In ancient times pilgrims made extravagant promises and offerings to the heavens in exchange for something they badly wanted themselves – perhaps a good harvest or a victory in war? The Oracle at Delphi was adorned with the material evidence of such transactions, not least the offerings of Croesus who was prepared to use the wealth of his citizens to fulfil personal ambition.

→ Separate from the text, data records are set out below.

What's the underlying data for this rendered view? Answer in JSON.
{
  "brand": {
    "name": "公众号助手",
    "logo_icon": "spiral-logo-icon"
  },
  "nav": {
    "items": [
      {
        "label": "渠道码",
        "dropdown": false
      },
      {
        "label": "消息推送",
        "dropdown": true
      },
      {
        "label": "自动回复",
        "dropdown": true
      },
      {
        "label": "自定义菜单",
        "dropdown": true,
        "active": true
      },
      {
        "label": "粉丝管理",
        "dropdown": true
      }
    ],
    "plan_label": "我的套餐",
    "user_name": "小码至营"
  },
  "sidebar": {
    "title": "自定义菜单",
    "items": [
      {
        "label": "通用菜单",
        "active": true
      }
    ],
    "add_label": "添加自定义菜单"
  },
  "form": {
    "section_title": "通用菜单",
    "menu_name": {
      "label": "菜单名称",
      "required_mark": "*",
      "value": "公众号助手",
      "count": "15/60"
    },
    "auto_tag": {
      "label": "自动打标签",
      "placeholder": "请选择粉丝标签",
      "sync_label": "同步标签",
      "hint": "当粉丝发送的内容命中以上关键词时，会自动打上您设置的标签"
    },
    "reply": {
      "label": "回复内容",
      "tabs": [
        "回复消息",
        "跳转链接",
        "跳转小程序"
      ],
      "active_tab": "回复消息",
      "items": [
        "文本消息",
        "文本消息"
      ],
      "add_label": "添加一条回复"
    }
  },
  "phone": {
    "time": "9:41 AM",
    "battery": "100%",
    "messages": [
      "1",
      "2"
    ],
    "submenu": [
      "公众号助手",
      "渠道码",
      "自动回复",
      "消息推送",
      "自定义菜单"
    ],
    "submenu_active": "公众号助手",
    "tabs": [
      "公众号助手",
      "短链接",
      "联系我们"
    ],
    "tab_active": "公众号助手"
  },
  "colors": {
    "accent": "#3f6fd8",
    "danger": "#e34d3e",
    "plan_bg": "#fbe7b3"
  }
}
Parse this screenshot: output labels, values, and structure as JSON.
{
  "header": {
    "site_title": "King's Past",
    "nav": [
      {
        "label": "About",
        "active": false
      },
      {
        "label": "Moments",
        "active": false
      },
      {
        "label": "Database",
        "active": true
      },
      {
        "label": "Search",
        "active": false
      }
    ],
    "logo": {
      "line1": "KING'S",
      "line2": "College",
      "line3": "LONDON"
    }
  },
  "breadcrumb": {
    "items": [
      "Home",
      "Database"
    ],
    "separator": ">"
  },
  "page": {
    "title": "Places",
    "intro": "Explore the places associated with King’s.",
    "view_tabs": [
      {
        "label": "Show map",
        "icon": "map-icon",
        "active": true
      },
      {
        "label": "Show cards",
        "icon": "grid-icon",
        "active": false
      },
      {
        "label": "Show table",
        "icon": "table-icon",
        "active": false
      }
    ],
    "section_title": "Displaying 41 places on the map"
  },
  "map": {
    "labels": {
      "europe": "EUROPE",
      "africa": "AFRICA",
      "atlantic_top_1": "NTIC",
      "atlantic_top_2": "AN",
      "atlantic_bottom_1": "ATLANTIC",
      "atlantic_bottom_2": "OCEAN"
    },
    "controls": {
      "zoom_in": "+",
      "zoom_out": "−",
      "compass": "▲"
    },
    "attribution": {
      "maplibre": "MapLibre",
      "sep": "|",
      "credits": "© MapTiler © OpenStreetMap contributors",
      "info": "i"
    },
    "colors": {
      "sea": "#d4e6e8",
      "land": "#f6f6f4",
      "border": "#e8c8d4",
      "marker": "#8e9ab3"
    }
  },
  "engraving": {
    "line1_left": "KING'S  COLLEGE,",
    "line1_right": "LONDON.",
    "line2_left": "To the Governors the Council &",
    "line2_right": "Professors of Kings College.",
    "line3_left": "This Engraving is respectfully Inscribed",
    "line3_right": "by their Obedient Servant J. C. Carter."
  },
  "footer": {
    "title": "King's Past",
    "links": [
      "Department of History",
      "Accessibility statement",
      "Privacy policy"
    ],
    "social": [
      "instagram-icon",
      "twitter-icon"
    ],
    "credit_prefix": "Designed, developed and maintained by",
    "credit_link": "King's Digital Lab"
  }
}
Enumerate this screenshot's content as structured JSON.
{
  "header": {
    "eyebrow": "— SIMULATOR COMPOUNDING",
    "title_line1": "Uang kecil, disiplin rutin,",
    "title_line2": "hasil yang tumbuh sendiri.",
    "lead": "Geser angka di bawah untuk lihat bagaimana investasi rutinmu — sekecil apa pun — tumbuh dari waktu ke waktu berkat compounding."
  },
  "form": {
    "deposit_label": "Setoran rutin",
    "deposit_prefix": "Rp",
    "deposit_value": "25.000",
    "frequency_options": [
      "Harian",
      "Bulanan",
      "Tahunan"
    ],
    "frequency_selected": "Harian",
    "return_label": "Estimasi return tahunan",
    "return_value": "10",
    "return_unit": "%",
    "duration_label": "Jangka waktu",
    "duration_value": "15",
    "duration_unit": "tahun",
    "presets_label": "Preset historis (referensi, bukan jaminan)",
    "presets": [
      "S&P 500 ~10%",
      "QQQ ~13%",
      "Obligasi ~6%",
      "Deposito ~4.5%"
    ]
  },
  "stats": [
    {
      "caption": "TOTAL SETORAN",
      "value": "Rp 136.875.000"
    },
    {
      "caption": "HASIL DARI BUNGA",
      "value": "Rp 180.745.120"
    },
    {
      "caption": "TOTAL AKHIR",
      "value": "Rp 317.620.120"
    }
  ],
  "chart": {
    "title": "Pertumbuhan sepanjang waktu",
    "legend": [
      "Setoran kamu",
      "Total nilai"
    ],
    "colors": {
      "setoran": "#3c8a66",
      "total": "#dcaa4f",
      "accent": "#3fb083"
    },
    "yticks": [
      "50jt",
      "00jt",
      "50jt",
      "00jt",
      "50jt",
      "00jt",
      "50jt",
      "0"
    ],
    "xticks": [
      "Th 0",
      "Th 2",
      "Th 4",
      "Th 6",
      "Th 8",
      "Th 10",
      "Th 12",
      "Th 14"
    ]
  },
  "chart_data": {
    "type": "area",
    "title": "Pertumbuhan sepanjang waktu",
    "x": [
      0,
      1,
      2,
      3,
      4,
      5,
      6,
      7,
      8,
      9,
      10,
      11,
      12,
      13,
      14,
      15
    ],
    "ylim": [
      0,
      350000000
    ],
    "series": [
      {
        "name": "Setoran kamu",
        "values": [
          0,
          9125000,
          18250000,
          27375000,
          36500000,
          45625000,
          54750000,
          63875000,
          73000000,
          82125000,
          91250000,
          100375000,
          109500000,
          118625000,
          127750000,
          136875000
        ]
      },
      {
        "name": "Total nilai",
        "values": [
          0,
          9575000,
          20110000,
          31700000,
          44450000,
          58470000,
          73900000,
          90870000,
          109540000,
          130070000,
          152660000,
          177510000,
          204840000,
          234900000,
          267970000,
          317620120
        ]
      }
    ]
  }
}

In the 440’s BCE, Herodotus left us a detailed description of Croesus’ dedications to the Oracle at Delphi over a century earlier. High on the list is a lion of pure gold weighing 600 pounds; this standing on four half-bricks of pure gold each weighing 150 pounds; all atop a pile of 113 half-bricks of white gold (an alloy of gold and silver) each weighing around 120 pounds. Rich as Croesus was, he was mean with it. This heap of gold and silver was the product of a burnt offering made in Lydia to honour Apollo. Some 3000 human victims were sacrificed, and Lydian subjects were strongly encouraged to contribute their own offerings of gold and silver to the pyre.
What did Croesus want? More power, yet more wealth? He wanted to extend his empire over the Greek cities of the coast of Asia Minor, and a favourable pronouncement from Delphi might persuade some Greeks from the mainland to back him against the Persians. He sent to Delphi for advice and here’s what came back. ‘If Croesus goes to war he will destroy a great empire.’ Croesus felt encouraged and he went to war. He misjudged the enemy’s strategy and was ultimately dragged before his adversary Persian King Cyrus the Great, bound in chains.
The Oracle proved right, a great empire was destroyed, but sadly for Croesus it was his own. We all hear what we want to hear.
As we head towards the UK General Election 2019, perhaps it would help to reflect on why we are swayed towards our own choices. Do we truly believe the gold and silver promises laid in front of us by this party or that party? And what kind of society do we really want to live in? In weighing up our voting options we might do well to heed that ancient dictum inscribed into stone at Delphi γνῶθι σεαυτόν – know thyself.